*** Opening of Material for the task ***

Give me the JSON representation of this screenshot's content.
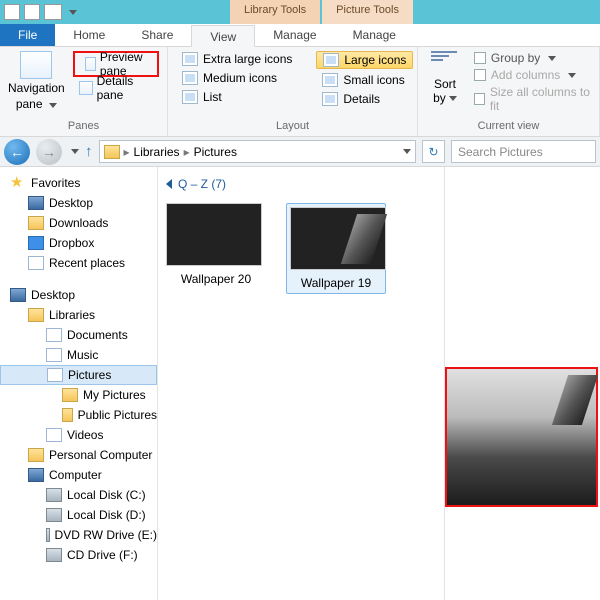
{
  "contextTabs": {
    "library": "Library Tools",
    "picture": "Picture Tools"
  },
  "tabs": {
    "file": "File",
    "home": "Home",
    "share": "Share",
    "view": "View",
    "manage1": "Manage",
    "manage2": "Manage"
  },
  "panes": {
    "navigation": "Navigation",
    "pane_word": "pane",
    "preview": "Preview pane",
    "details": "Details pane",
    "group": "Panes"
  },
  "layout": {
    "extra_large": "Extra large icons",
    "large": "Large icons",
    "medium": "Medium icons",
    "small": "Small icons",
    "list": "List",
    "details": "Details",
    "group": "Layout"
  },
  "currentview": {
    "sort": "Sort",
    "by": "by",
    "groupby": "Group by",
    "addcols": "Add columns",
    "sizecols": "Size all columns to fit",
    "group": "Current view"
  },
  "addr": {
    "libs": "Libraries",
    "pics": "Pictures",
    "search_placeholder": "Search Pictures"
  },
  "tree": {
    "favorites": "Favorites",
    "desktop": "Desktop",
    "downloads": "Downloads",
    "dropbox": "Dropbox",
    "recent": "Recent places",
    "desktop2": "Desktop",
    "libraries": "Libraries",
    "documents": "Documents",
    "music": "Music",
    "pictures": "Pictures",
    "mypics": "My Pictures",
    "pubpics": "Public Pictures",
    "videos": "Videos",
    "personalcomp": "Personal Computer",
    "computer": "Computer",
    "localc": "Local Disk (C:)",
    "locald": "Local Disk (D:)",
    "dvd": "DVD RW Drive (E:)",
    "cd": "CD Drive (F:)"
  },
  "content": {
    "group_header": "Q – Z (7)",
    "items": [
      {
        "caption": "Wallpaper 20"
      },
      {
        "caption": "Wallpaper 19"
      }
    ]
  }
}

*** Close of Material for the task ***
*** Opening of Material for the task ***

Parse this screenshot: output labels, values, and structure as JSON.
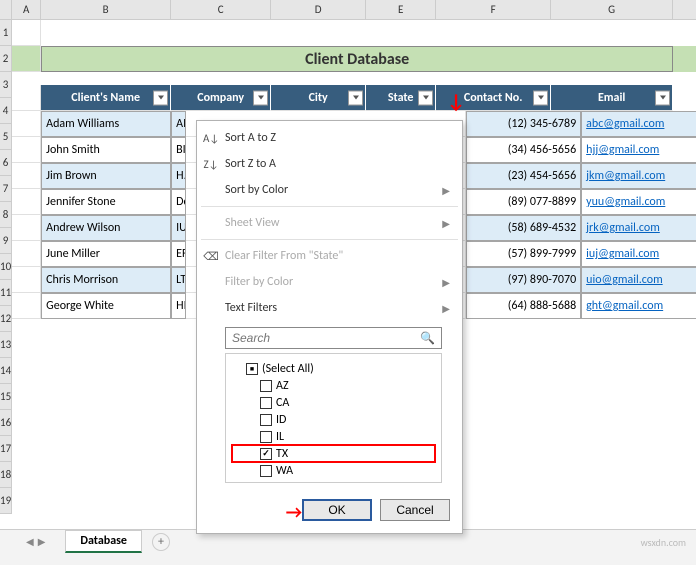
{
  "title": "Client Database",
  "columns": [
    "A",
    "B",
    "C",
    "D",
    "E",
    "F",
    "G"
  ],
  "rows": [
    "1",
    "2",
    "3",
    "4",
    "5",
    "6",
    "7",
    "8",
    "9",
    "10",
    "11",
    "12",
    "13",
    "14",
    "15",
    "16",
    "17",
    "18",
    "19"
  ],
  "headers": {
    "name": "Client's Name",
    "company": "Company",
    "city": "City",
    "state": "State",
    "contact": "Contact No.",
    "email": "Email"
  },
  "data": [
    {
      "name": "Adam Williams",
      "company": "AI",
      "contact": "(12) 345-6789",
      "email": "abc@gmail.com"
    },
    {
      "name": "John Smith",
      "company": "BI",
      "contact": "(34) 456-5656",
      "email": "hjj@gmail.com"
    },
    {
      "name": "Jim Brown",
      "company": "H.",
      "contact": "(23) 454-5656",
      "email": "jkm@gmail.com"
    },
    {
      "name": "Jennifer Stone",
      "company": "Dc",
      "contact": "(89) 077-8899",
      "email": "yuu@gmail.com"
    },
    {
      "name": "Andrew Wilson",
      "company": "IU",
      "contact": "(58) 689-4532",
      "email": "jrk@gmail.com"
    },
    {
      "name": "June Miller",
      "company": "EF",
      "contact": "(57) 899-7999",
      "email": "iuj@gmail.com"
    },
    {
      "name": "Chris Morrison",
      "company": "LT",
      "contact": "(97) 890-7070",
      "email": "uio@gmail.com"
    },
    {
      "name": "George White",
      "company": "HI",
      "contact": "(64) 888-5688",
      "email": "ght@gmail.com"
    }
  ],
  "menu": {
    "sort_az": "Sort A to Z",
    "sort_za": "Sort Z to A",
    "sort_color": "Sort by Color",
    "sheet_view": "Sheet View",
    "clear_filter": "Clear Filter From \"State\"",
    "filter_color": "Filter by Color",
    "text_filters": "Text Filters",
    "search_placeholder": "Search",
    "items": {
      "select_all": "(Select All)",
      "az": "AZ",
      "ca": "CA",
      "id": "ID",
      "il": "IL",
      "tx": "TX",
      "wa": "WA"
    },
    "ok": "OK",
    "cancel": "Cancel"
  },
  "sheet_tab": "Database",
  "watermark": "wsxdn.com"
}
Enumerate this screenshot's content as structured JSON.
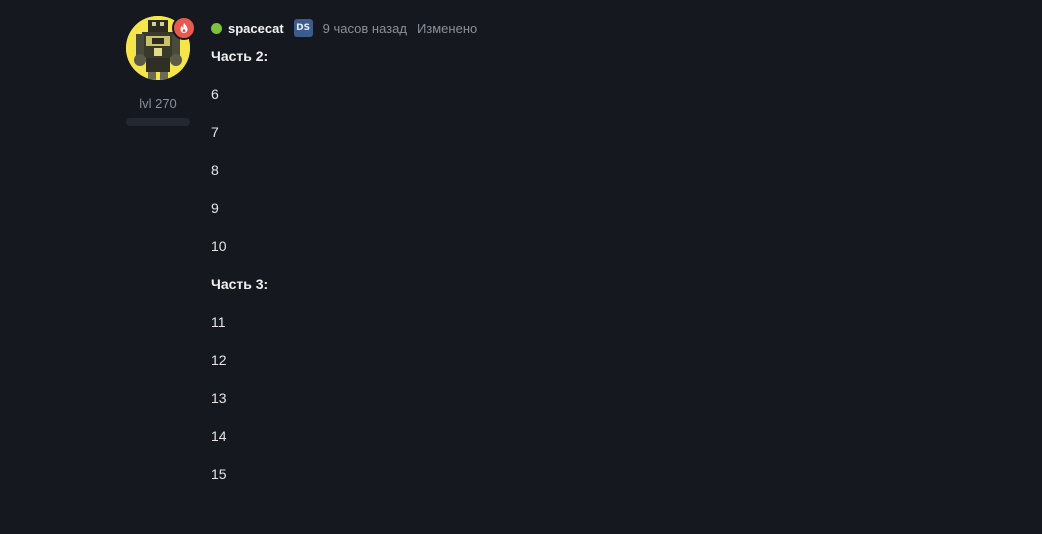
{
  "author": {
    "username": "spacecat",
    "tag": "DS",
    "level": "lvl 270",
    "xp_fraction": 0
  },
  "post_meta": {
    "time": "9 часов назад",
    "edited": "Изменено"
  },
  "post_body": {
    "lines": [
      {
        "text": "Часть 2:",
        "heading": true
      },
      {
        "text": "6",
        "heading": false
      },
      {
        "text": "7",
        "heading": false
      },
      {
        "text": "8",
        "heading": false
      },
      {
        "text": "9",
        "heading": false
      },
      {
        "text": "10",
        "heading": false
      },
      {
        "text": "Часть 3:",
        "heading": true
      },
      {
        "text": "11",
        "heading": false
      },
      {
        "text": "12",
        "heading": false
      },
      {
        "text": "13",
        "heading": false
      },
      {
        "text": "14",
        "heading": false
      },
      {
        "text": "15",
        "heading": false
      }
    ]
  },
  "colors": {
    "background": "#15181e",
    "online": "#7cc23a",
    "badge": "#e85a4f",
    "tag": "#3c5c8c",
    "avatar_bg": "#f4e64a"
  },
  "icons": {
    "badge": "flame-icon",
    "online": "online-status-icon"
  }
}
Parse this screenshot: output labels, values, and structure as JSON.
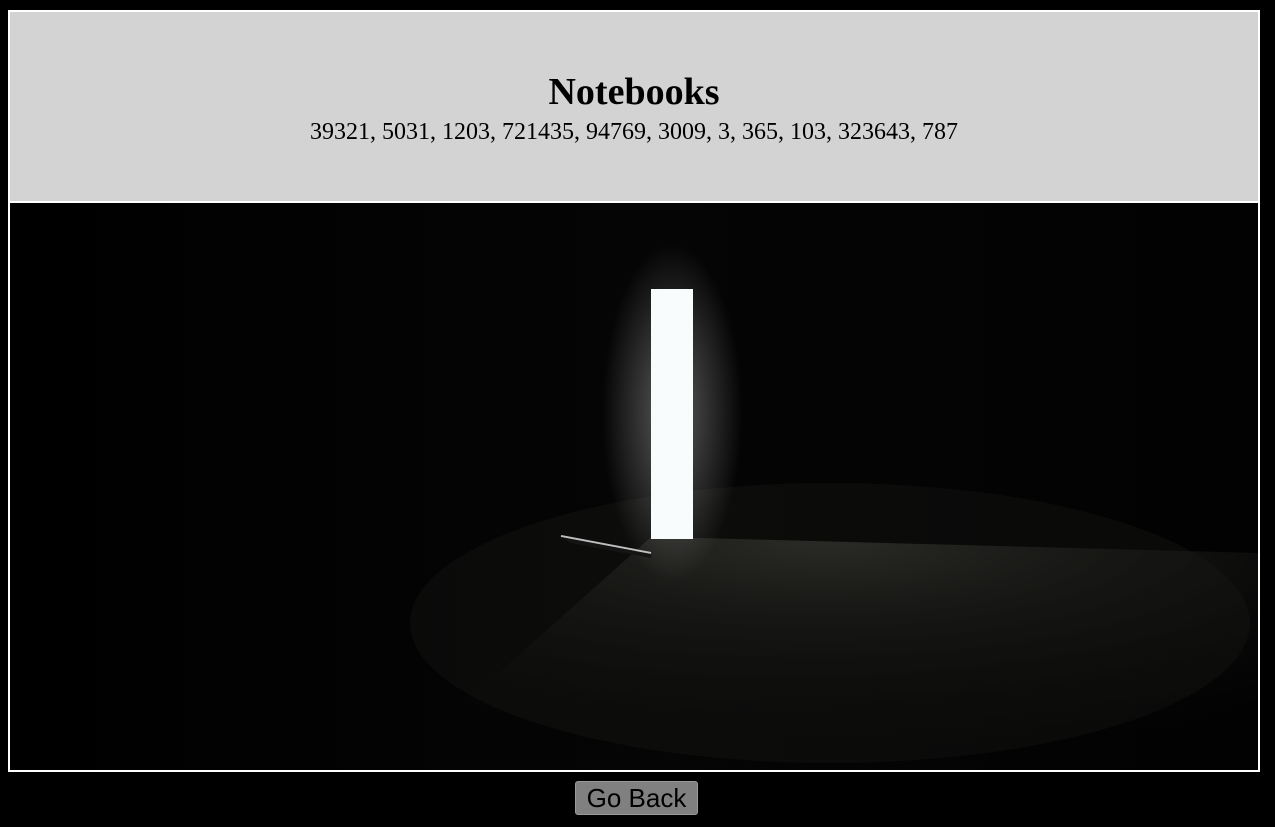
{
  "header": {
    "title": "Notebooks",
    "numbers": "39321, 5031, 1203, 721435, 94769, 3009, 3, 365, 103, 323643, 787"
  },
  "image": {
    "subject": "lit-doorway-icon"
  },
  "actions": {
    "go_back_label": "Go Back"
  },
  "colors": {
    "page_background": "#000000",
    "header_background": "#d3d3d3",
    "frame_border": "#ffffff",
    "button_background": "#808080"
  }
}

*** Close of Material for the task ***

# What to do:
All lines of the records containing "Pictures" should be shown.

# The answer:
    "pics": "Pictures",
    "search_placeholder": "Search Pictures"
    "pictures": "Pictures",
    "mypics": "My Pictures",
    "pubpics": "Public Pictures",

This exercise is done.